App and web page records
┄┄┄┄┄┄┄┄┄┄┄┄┄┄┄┄┄┄┄┄
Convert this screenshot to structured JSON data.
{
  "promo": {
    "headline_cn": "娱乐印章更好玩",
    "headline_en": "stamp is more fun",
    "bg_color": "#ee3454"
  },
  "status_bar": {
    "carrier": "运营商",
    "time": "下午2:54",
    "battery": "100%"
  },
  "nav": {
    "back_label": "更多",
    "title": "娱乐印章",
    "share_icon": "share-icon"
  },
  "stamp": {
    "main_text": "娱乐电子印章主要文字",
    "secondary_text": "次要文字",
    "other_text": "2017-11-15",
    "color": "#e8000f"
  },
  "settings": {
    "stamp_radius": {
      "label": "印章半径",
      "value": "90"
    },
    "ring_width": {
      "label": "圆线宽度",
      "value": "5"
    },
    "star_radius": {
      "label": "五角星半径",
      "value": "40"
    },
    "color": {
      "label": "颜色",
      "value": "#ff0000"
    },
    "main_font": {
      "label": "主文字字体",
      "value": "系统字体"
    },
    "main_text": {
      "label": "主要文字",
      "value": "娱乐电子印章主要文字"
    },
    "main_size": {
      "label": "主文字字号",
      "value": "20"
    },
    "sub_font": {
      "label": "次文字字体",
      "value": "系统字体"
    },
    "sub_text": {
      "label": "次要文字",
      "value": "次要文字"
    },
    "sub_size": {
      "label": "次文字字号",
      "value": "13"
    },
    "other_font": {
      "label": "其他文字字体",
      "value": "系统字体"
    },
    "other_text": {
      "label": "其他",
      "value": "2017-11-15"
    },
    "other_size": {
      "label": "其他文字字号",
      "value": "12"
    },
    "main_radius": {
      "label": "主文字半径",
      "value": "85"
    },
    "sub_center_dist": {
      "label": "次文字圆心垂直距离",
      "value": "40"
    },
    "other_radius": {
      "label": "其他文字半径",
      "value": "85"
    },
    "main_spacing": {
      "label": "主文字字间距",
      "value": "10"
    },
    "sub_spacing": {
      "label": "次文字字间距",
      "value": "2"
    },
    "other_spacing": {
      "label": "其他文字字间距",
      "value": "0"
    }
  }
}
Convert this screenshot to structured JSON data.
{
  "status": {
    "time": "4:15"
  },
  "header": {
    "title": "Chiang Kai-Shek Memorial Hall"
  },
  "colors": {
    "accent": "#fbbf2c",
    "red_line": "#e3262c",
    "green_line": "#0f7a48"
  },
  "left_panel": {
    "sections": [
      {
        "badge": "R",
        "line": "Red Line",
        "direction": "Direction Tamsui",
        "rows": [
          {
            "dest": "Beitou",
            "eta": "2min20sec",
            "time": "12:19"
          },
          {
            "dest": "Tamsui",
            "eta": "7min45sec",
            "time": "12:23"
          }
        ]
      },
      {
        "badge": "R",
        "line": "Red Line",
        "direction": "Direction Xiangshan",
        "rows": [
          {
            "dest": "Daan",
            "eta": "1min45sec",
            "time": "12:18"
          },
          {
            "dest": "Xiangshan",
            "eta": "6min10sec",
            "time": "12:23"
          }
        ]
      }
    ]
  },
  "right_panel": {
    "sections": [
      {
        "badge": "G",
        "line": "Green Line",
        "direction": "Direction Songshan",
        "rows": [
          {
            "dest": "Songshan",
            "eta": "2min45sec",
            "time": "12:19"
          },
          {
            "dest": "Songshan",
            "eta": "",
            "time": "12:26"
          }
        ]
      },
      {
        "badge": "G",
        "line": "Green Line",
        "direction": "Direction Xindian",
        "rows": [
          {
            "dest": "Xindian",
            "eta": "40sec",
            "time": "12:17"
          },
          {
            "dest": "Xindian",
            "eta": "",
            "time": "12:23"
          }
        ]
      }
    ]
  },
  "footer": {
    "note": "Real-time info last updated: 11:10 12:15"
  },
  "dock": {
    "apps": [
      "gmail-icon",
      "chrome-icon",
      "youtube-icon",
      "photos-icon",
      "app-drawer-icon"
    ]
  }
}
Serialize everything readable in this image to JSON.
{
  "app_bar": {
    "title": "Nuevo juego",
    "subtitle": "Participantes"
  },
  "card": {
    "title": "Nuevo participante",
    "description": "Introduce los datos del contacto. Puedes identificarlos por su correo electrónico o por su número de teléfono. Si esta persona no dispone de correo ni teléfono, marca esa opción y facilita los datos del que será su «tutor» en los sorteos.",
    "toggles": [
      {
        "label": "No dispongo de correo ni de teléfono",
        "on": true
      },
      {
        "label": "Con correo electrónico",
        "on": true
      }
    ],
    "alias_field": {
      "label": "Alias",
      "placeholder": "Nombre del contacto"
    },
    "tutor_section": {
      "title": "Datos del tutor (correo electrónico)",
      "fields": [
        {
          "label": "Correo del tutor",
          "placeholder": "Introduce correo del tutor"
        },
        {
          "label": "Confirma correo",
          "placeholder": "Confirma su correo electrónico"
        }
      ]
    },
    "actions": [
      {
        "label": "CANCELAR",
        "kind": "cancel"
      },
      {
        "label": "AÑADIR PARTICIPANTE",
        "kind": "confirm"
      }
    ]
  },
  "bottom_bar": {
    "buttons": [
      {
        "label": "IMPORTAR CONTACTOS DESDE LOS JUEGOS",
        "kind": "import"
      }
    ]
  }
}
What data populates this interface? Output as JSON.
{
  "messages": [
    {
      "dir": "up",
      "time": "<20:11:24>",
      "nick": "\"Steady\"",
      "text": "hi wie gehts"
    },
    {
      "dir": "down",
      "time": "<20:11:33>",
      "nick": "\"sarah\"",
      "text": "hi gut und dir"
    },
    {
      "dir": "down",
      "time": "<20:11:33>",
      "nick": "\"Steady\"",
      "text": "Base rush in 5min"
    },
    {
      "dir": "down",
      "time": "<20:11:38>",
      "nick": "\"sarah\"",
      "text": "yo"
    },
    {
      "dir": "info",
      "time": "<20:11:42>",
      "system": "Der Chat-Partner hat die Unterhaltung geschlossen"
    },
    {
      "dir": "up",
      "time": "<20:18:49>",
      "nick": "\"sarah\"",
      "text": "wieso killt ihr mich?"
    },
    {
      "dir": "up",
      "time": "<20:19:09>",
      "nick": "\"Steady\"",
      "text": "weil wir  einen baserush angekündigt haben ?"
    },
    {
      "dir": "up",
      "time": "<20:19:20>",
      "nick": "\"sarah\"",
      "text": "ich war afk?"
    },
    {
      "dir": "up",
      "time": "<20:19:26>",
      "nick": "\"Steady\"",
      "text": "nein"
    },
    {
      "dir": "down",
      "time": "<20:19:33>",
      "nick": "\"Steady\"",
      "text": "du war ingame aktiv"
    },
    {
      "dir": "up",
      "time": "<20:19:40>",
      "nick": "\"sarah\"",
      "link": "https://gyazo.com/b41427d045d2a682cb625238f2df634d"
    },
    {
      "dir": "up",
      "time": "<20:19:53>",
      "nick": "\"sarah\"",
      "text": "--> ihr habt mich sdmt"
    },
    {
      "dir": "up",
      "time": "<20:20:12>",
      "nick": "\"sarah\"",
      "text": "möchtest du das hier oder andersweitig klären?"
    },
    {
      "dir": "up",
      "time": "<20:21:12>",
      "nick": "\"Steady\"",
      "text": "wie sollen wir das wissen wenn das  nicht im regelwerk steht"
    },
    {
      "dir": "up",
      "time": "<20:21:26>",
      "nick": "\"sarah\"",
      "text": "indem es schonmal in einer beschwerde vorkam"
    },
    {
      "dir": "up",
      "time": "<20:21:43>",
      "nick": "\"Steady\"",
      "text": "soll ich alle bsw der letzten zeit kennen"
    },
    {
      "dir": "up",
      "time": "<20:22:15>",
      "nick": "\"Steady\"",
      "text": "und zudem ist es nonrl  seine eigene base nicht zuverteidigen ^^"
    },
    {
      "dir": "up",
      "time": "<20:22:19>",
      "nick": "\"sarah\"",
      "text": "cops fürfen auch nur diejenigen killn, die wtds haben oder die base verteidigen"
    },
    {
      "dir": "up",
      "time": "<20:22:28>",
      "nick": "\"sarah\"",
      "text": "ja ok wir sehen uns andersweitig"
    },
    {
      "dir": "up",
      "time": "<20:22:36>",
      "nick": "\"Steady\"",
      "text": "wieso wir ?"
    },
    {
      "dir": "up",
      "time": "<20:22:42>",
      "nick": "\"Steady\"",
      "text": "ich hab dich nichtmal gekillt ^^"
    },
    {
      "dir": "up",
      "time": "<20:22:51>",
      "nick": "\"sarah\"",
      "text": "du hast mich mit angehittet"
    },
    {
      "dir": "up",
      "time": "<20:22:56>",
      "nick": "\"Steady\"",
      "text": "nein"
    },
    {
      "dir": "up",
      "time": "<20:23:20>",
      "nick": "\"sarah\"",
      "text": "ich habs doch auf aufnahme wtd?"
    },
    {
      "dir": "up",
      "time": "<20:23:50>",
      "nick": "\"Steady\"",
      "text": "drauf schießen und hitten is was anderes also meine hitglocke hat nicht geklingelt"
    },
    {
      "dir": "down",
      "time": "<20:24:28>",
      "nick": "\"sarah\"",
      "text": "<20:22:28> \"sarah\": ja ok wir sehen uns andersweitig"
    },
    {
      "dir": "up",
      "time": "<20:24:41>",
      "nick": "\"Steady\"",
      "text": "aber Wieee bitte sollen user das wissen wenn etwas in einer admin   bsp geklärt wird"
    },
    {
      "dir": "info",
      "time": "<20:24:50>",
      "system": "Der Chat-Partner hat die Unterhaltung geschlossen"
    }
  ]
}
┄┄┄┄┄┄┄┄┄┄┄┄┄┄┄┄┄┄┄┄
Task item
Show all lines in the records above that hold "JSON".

Response
Convert this screenshot to structured JSON data.
Convert this screenshot to structured JSON data.
Serialize everything readable in this image to JSON.
What data populates this interface? Output as JSON.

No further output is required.